Dyslexia – what do we know?

Dyslexia – what do we know?

With Dyslexia Awareness Week recently behind us, and 10% of the UK’s population said to suffer from it in some form or another, it seems an appropriate time for us to open up and understand more.

What is Dyslexia?

  • It is one of a family of Specific Learning Difficulties.
  • Many people who have dyslexia have strong visual, creative and problem-solving skills.
  • It is not linked to intelligence but can make learning difficult.
  • It is a life-long condition which has a substantial effect on an individual’s day to day activities and is classed as a disability under the Equality Act 2010.
  • It varies from person to person and no two people will have the same set of strengths and weaknesses.
  • It often co-occurs with related conditions, such as dyspraxia, dyscalculia and attention deficit disorder.
  • Dyslexic individuals often have difficulty processing and remembering information.

Adults with dyslexia are all different

Many older people who suffered with undiagnosed dyslexia in their schooldays left education being unable to read or write properly which has hampered their lives. Often ashamed to admit they are illiterate they avoid circumstances where they have to apply for jobs or benefits. They can be very clever at disguising their lack of skills and miss out on many pleasures in life.

Not only is the pleasure of reading denied to them but written information can be an obstacle to getting healthcare.

Some dyslexic adults feel unable to cope with their difficulties, whilst others have found ways to get round their problems, but changing demands at work or a new venture in life can present tough challenges.

Some adults have known about their dyslexia for years, whilst others wonder whether they might be dyslexic, or are coming to terms with a recent diagnosis. It is estimated that dyslexia affects as many as 1 in 10 of the population to some degree. One person in 25 is severely dyslexic.

People with dyslexia think and learn differently from others. They sometimes feel as if their mind is ‘differently wired’. Some of the signs and symptoms of dyslexia may include:

  • The hiding of reading problems.
  • Poor spelling or someone who relies on others to correct spelling.
  • Avoiding writing or someone who may not be able to write at all.
  • Conversely a sufferer can often be very competent in oral language.
  • The reliance on memory – many people that suffer from dyslexia have an excellent memory.
  • They often have good “people” skills.
  • Often they can be spatially talented; professions include, but are not limited, to engineers, architects, designers, artists and craftspeople, mathematicians, physicists, physicians (esp. surgeons and orthopaedists), and dentists.
  • May be very good at “reading” people (intuitive).
  • In jobs, often working well below their intellectual capacity.
  • May have difficulty with planning, organisation and management of time, materials and tasks.
  • They are often entrepreneurs.

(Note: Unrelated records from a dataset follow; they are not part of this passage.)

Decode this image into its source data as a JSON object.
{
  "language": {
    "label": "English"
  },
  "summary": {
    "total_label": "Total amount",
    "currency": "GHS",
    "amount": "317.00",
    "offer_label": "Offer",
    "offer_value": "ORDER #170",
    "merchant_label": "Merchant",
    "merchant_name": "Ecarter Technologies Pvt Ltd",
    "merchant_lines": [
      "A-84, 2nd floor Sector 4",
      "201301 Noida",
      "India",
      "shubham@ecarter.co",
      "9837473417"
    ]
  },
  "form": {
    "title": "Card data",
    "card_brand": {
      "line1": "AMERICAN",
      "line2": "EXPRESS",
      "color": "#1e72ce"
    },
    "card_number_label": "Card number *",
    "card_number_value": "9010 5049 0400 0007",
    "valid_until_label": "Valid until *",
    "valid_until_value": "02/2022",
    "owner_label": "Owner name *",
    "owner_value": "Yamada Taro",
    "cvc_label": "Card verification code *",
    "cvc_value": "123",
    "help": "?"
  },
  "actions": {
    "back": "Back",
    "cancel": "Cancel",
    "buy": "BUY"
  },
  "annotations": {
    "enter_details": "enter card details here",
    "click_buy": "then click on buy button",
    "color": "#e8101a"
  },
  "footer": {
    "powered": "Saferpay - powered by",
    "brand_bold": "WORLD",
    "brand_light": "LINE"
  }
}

Studies have suggested a link between dyslexia and success and concluded that millionaires are significantly more likely to suffer from the condition than the rest of the population.

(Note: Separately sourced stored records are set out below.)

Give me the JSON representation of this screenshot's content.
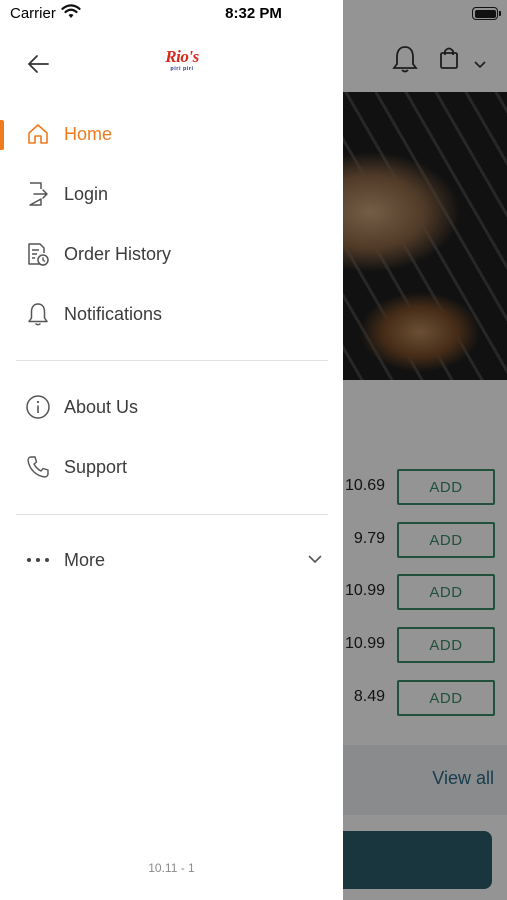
{
  "status_bar": {
    "carrier": "Carrier",
    "time": "8:32 PM"
  },
  "drawer": {
    "logo": {
      "brand": "Rio's",
      "tagline": "piri piri"
    },
    "menu": [
      {
        "label": "Home",
        "icon": "home-icon",
        "active": true
      },
      {
        "label": "Login",
        "icon": "login-icon",
        "active": false
      },
      {
        "label": "Order History",
        "icon": "order-history-icon",
        "active": false
      },
      {
        "label": "Notifications",
        "icon": "bell-icon",
        "active": false
      }
    ],
    "secondary_menu": [
      {
        "label": "About Us",
        "icon": "info-icon"
      },
      {
        "label": "Support",
        "icon": "phone-icon"
      }
    ],
    "more": {
      "label": "More",
      "icon": "more-dots-icon"
    },
    "version": "10.11 - 1"
  },
  "background_app": {
    "prices": [
      "10.69",
      "9.79",
      "10.99",
      "10.99",
      "8.49"
    ],
    "add_label": "ADD",
    "view_all": "View all"
  },
  "colors": {
    "accent": "#f07a1c",
    "add_button": "#3a8a6a",
    "view_all": "#2a6a8a",
    "cta": "#2b5d6b"
  }
}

The list of famous people who have the condition include Richard Branson, Jamie Oliver, Prince Harry, Darcy Bussell and Kirstie Allsopp none of whom have let the condition hold them back.

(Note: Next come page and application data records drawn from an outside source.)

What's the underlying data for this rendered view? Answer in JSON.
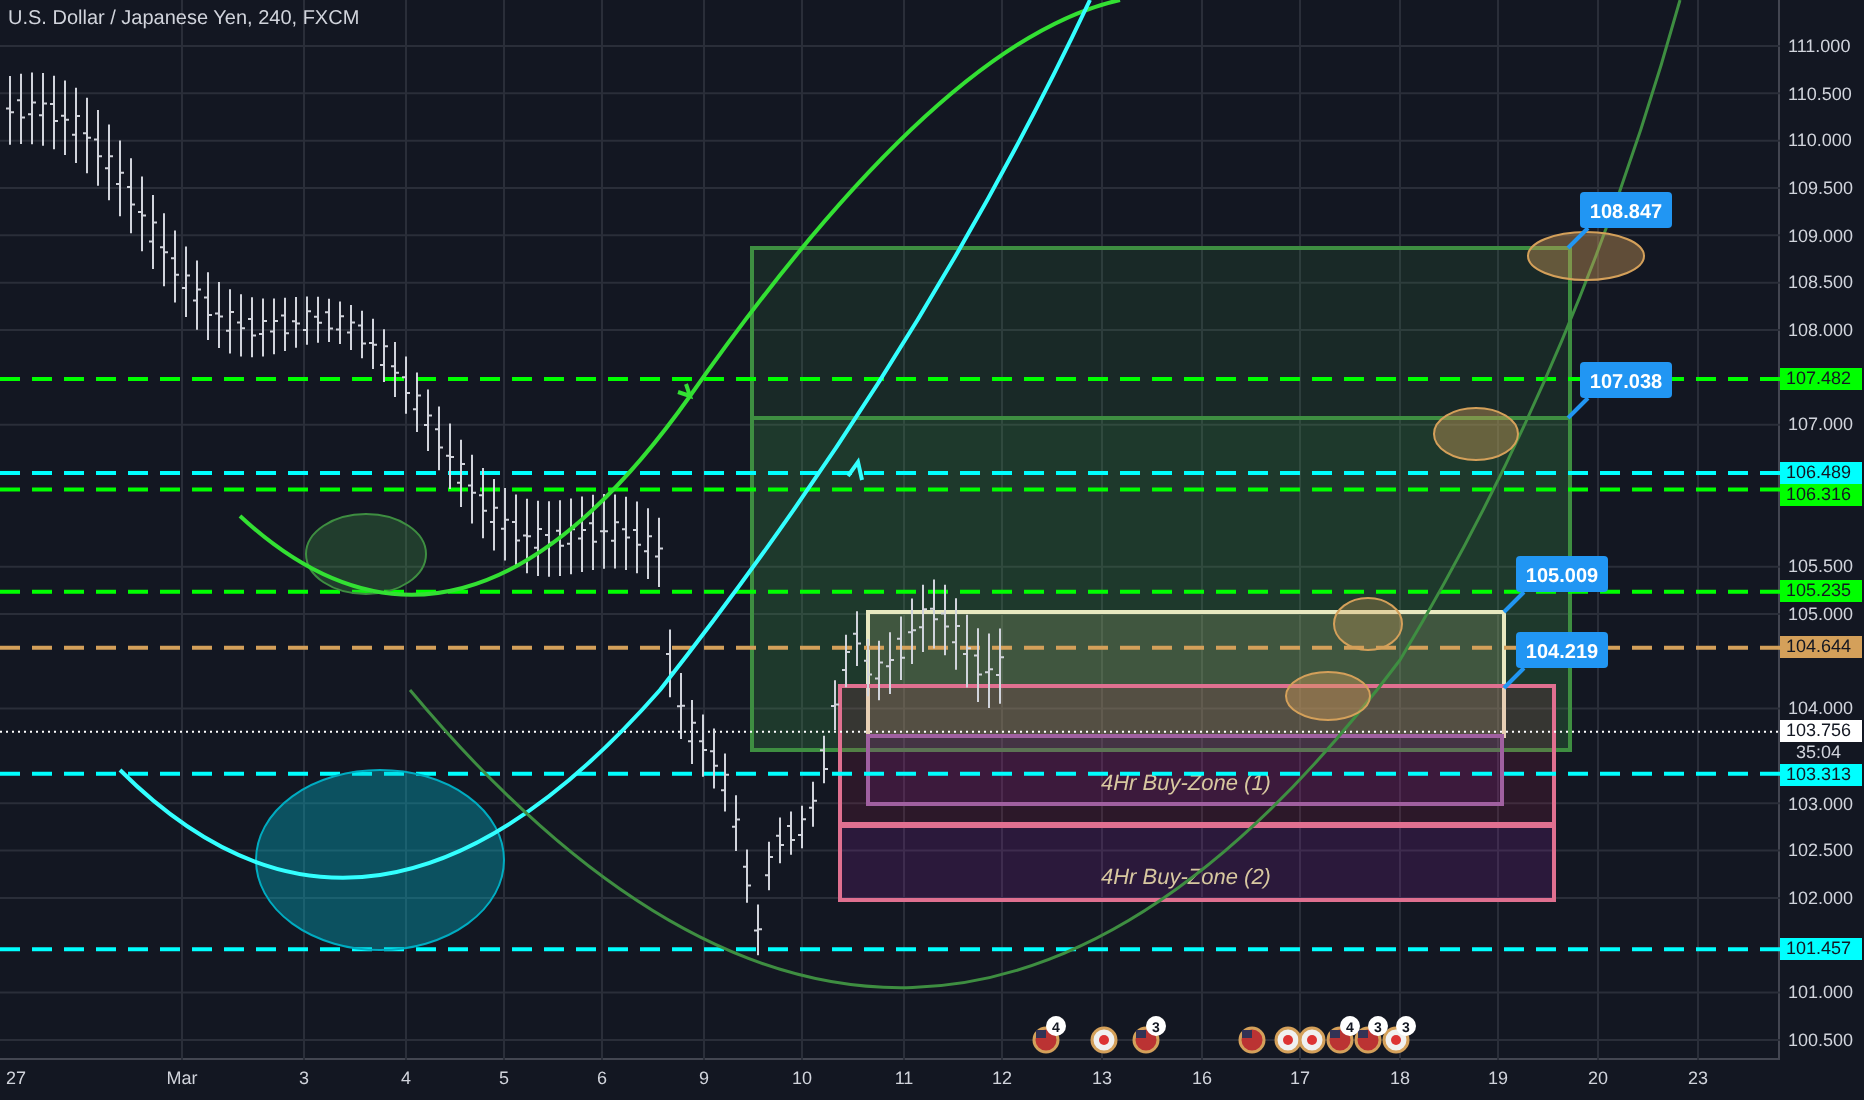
{
  "title": "U.S. Dollar / Japanese Yen, 240, FXCM",
  "price_axis": [
    "111.000",
    "110.500",
    "110.000",
    "109.500",
    "109.000",
    "108.500",
    "108.000",
    "107.000",
    "105.500",
    "105.000",
    "104.000",
    "103.000",
    "102.500",
    "102.000",
    "101.000",
    "100.500"
  ],
  "price_tags": [
    {
      "value": "107.482",
      "kind": "level",
      "color": "#00ff00"
    },
    {
      "value": "106.489",
      "kind": "level",
      "color": "#00ffff"
    },
    {
      "value": "106.316",
      "kind": "level",
      "color": "#00ff00"
    },
    {
      "value": "105.235",
      "kind": "level",
      "color": "#00ff00"
    },
    {
      "value": "104.644",
      "kind": "level",
      "color": "#d4a05a"
    },
    {
      "value": "103.756",
      "kind": "current",
      "color": "#ffffff"
    },
    {
      "value": "103.313",
      "kind": "level",
      "color": "#00ffff"
    },
    {
      "value": "101.457",
      "kind": "level",
      "color": "#00ffff"
    }
  ],
  "countdown": "35:04",
  "callouts": [
    "108.847",
    "107.038",
    "105.009",
    "104.219"
  ],
  "zones": [
    "4Hr Buy-Zone (1)",
    "4Hr Buy-Zone (2)"
  ],
  "events": [
    {
      "kind": "us",
      "badge": "4"
    },
    {
      "kind": "jp"
    },
    {
      "kind": "us",
      "badge": "3"
    },
    {
      "kind": "us"
    },
    {
      "kind": "jp"
    },
    {
      "kind": "jp"
    },
    {
      "kind": "us",
      "badge": "4"
    },
    {
      "kind": "us",
      "badge": "3"
    },
    {
      "kind": "jp",
      "badge": "3"
    }
  ],
  "time_axis": [
    "27",
    "Mar",
    "3",
    "4",
    "5",
    "6",
    "9",
    "10",
    "11",
    "12",
    "13",
    "16",
    "17",
    "18",
    "19",
    "20",
    "23"
  ]
}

There is help out there, including specially printed books and helpful information from the British Dyslexia Association. For more information visit www.bdadyslexia.org.uk or telephone 0333 405 4555.